Stored entries
BEGIN
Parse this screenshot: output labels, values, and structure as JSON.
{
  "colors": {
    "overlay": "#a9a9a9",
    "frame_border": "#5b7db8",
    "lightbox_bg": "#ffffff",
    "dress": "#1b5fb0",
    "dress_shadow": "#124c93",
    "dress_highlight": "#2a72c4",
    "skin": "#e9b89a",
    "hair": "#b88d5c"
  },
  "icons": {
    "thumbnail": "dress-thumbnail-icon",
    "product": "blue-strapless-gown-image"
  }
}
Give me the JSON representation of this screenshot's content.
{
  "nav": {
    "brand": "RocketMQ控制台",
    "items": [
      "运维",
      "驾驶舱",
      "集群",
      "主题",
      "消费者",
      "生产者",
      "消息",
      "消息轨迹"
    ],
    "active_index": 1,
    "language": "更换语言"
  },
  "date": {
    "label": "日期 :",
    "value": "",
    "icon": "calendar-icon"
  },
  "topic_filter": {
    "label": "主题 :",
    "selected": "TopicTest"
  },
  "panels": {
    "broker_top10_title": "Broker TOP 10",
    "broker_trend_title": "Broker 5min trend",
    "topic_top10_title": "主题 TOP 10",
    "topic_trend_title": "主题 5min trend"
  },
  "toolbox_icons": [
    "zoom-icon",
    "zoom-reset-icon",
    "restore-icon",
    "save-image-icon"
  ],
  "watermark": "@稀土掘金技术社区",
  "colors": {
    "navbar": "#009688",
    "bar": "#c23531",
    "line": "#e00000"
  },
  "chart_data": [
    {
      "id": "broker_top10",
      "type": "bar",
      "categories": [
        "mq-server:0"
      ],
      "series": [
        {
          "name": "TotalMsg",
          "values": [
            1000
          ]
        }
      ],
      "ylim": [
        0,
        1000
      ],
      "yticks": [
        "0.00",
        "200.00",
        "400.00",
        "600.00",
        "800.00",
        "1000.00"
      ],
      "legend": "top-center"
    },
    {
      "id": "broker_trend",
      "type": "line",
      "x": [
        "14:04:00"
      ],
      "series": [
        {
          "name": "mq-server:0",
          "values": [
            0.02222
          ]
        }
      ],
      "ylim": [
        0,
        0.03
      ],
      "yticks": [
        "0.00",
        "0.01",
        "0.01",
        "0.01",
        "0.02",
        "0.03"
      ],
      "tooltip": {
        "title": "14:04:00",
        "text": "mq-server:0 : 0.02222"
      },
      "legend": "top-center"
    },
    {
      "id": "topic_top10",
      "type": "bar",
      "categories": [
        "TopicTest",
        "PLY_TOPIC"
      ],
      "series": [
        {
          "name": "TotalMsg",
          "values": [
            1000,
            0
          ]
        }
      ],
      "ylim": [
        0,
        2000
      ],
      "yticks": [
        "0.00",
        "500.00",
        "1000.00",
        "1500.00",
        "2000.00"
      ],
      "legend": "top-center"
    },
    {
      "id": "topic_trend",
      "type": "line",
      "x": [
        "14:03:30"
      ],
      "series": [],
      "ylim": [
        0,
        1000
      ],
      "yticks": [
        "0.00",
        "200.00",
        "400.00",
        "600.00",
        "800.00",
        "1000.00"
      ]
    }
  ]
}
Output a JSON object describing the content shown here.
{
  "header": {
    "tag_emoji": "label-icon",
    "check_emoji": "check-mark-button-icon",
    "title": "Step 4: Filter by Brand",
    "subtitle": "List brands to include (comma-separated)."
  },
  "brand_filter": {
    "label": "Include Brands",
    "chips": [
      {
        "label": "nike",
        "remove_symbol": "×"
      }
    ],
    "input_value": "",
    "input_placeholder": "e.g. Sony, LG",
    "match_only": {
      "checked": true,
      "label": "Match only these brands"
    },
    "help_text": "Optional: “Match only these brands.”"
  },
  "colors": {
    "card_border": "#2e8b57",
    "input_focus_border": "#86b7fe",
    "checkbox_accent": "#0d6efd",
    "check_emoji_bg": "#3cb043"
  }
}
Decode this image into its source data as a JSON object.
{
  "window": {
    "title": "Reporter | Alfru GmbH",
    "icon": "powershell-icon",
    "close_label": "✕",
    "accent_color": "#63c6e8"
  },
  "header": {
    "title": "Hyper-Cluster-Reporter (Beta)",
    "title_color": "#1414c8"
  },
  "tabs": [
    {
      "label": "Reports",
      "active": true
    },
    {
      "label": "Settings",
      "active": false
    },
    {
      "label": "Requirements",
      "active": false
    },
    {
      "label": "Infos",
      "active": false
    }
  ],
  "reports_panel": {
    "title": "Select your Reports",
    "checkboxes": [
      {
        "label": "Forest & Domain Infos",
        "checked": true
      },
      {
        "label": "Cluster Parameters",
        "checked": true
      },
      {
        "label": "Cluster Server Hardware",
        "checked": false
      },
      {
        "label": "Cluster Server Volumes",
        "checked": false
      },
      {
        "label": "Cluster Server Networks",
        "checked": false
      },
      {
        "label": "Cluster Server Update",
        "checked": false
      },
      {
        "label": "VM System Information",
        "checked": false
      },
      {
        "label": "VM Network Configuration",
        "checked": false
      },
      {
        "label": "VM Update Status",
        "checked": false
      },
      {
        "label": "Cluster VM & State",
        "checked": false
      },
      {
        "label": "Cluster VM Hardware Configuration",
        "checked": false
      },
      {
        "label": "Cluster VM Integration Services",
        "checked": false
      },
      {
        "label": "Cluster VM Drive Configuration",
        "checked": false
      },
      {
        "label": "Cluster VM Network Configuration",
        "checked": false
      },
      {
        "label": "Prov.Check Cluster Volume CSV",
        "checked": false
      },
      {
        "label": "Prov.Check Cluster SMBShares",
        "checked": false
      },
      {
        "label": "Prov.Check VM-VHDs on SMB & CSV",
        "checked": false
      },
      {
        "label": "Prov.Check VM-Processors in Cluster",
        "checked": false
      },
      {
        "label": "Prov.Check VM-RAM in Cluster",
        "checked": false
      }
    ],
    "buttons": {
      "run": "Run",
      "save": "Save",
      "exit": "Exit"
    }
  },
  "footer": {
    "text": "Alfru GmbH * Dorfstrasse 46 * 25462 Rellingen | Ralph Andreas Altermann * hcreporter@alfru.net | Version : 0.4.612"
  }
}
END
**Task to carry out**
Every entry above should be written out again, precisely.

**Your solution**
Parse this screenshot: output labels, values, and structure as JSON.
{
  "colors": {
    "overlay": "#a9a9a9",
    "frame_border": "#5b7db8",
    "lightbox_bg": "#ffffff",
    "dress": "#1b5fb0",
    "dress_shadow": "#124c93",
    "dress_highlight": "#2a72c4",
    "skin": "#e9b89a",
    "hair": "#b88d5c"
  },
  "icons": {
    "thumbnail": "dress-thumbnail-icon",
    "product": "blue-strapless-gown-image"
  }
}
Give me the JSON representation of this screenshot's content.
{
  "nav": {
    "brand": "RocketMQ控制台",
    "items": [
      "运维",
      "驾驶舱",
      "集群",
      "主题",
      "消费者",
      "生产者",
      "消息",
      "消息轨迹"
    ],
    "active_index": 1,
    "language": "更换语言"
  },
  "date": {
    "label": "日期 :",
    "value": "",
    "icon": "calendar-icon"
  },
  "topic_filter": {
    "label": "主题 :",
    "selected": "TopicTest"
  },
  "panels": {
    "broker_top10_title": "Broker TOP 10",
    "broker_trend_title": "Broker 5min trend",
    "topic_top10_title": "主题 TOP 10",
    "topic_trend_title": "主题 5min trend"
  },
  "toolbox_icons": [
    "zoom-icon",
    "zoom-reset-icon",
    "restore-icon",
    "save-image-icon"
  ],
  "watermark": "@稀土掘金技术社区",
  "colors": {
    "navbar": "#009688",
    "bar": "#c23531",
    "line": "#e00000"
  },
  "chart_data": [
    {
      "id": "broker_top10",
      "type": "bar",
      "categories": [
        "mq-server:0"
      ],
      "series": [
        {
          "name": "TotalMsg",
          "values": [
            1000
          ]
        }
      ],
      "ylim": [
        0,
        1000
      ],
      "yticks": [
        "0.00",
        "200.00",
        "400.00",
        "600.00",
        "800.00",
        "1000.00"
      ],
      "legend": "top-center"
    },
    {
      "id": "broker_trend",
      "type": "line",
      "x": [
        "14:04:00"
      ],
      "series": [
        {
          "name": "mq-server:0",
          "values": [
            0.02222
          ]
        }
      ],
      "ylim": [
        0,
        0.03
      ],
      "yticks": [
        "0.00",
        "0.01",
        "0.01",
        "0.01",
        "0.02",
        "0.03"
      ],
      "tooltip": {
        "title": "14:04:00",
        "text": "mq-server:0 : 0.02222"
      },
      "legend": "top-center"
    },
    {
      "id": "topic_top10",
      "type": "bar",
      "categories": [
        "TopicTest",
        "PLY_TOPIC"
      ],
      "series": [
        {
          "name": "TotalMsg",
          "values": [
            1000,
            0
          ]
        }
      ],
      "ylim": [
        0,
        2000
      ],
      "yticks": [
        "0.00",
        "500.00",
        "1000.00",
        "1500.00",
        "2000.00"
      ],
      "legend": "top-center"
    },
    {
      "id": "topic_trend",
      "type": "line",
      "x": [
        "14:03:30"
      ],
      "series": [],
      "ylim": [
        0,
        1000
      ],
      "yticks": [
        "0.00",
        "200.00",
        "400.00",
        "600.00",
        "800.00",
        "1000.00"
      ]
    }
  ]
}
Output a JSON object describing the content shown here.
{
  "header": {
    "tag_emoji": "label-icon",
    "check_emoji": "check-mark-button-icon",
    "title": "Step 4: Filter by Brand",
    "subtitle": "List brands to include (comma-separated)."
  },
  "brand_filter": {
    "label": "Include Brands",
    "chips": [
      {
        "label": "nike",
        "remove_symbol": "×"
      }
    ],
    "input_value": "",
    "input_placeholder": "e.g. Sony, LG",
    "match_only": {
      "checked": true,
      "label": "Match only these brands"
    },
    "help_text": "Optional: “Match only these brands.”"
  },
  "colors": {
    "card_border": "#2e8b57",
    "input_focus_border": "#86b7fe",
    "checkbox_accent": "#0d6efd",
    "check_emoji_bg": "#3cb043"
  }
}
Decode this image into its source data as a JSON object.
{
  "window": {
    "title": "Reporter | Alfru GmbH",
    "icon": "powershell-icon",
    "close_label": "✕",
    "accent_color": "#63c6e8"
  },
  "header": {
    "title": "Hyper-Cluster-Reporter (Beta)",
    "title_color": "#1414c8"
  },
  "tabs": [
    {
      "label": "Reports",
      "active": true
    },
    {
      "label": "Settings",
      "active": false
    },
    {
      "label": "Requirements",
      "active": false
    },
    {
      "label": "Infos",
      "active": false
    }
  ],
  "reports_panel": {
    "title": "Select your Reports",
    "checkboxes": [
      {
        "label": "Forest & Domain Infos",
        "checked": true
      },
      {
        "label": "Cluster Parameters",
        "checked": true
      },
      {
        "label": "Cluster Server Hardware",
        "checked": false
      },
      {
        "label": "Cluster Server Volumes",
        "checked": false
      },
      {
        "label": "Cluster Server Networks",
        "checked": false
      },
      {
        "label": "Cluster Server Update",
        "checked": false
      },
      {
        "label": "VM System Information",
        "checked": false
      },
      {
        "label": "VM Network Configuration",
        "checked": false
      },
      {
        "label": "VM Update Status",
        "checked": false
      },
      {
        "label": "Cluster VM & State",
        "checked": false
      },
      {
        "label": "Cluster VM Hardware Configuration",
        "checked": false
      },
      {
        "label": "Cluster VM Integration Services",
        "checked": false
      },
      {
        "label": "Cluster VM Drive Configuration",
        "checked": false
      },
      {
        "label": "Cluster VM Network Configuration",
        "checked": false
      },
      {
        "label": "Prov.Check Cluster Volume CSV",
        "checked": false
      },
      {
        "label": "Prov.Check Cluster SMBShares",
        "checked": false
      },
      {
        "label": "Prov.Check VM-VHDs on SMB & CSV",
        "checked": false
      },
      {
        "label": "Prov.Check VM-Processors in Cluster",
        "checked": false
      },
      {
        "label": "Prov.Check VM-RAM in Cluster",
        "checked": false
      }
    ],
    "buttons": {
      "run": "Run",
      "save": "Save",
      "exit": "Exit"
    }
  },
  "footer": {
    "text": "Alfru GmbH * Dorfstrasse 46 * 25462 Rellingen | Ralph Andreas Altermann * hcreporter@alfru.net | Version : 0.4.612"
  }
}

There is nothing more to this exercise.